There’s a lovely little documentary about the adventures of this herd, a joint effort by Palestinian and Canadian film makers, called The Wanted 18. The story is told through a charming combination of claymation, animation, interviews with people who were there, and dramatic reenactments. One of the interviews is with Shaltiel Lavie. He admits that the real reason Israel wanted to get rid of the cows was that Israel wanted to keep the Palestinians compliant through dependence on Israel. “We had a strict directive on dealing those who formed the neighborhood committees with all the necessary force, and all legal means at our disposal in order to control them, so as to prevent the possibility of their setting up an administrative apparatus which was ultimately designed to replace our own.”
All this took place during the terrible days of the ‘bone breaking’ intifada where Israeli occupation troops were directed to break Palestinian bones, and they did. Children’s bones, women’s bones, men’s bones. So, when Lavie says “all legal means” he’s talking about legal under Zionism, not legal under international laws or moral standards.
Anyway, instead if killing them, the villagers hid the cows from the occupiers, moving them from place to place and back again, as hundreds of Israeli soldiers—and a couple helicopters—combed the village and surrounding countryside. The animals became symbols of resistance as machine gun wielding Israelis in combat gear, waved photos of the cows at villagers and asked if they had seen them.
The film was shown all over the world. Won awards. Predictably, Israel designated The Wanted 18’s Palestinian Director, Amer Shomali, a threat to Israeli security. That was to keep him from going to American screenings of his own work. In 2015 Israeli Culture Minister Miri Regev appointed a task force to determine if Israel could cut funding to a film festival that planned to show ‘The Wanted 18’ in Israel.
32 years later Beit Sahour’s first dairy herd is still celebrated while Israel is still chewing the cud of occupation. Endless chewing. Swallowing. Regurgitating hasbara. Chewing again. Endless ruminations on the gnawed stubble of self-fufulling prophesies. Riding that range is Cowboy Kamil Abu Rokon. He’s a tool of Four-flush Nation that buys its meat from foreign countries on the principle that it is cheaper to do this than to keep a cow—or keep its farmers. He’s this generation’s Shatiel Lavie. Thirty-two years from now people will look back at Rokon, shake their heads, and laugh in disbelief just as they do with Lavie. The Major General, the occupation, the imperiousness, the hypocrisy, will have ridden off into the sunset. Maybe Amer Shomali will put them in a film. Adios, partners. See you in claymation.
10.18.2019 Palestinian meat boycott leaves Israeli farmers in the red. Haaretz. by Sami Peretz.
10.18.2019 The calves’ rebellion Haaretz by Amira Haas.
06.15.2017 How much water should dairy calves drink? Hoard’s Dairyman by A.F. Kertz
07.19.2016 How much water do cows drink per day? University of Nebraska Dr. Rick Rasby, Associate Dean, Professor of Animal Science.
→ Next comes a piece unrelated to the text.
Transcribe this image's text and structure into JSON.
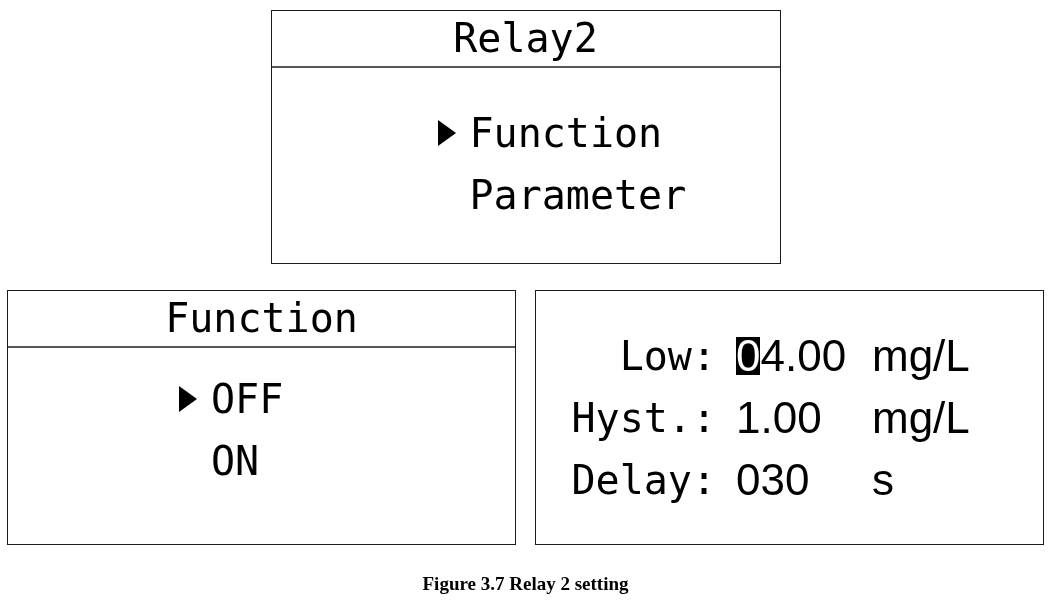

07.2015 Water requirements for beef cattle University of Nebraska Rick J. Rasby, Troy Waltz.
06.18.2015 Why Israel declared 18 dairy cows a national security risk. Global Research by Carol Hill.
12.02.2015 The 18 cows scaring culture minister Miri Regev. Haaretz by Nirit Anderson.
2014 The Wanted 18 Directed by Amer Shomali and Paul Cowan.
03.21.2013 The Israeli calf that started a mass tattoo movement. Haaretz. by Netta Ahituv.
*water footprint of red meat includes total of cow’s water intake: what they drink, water to grow the food cows eat, etc. Estimate comes from water footprint network, here: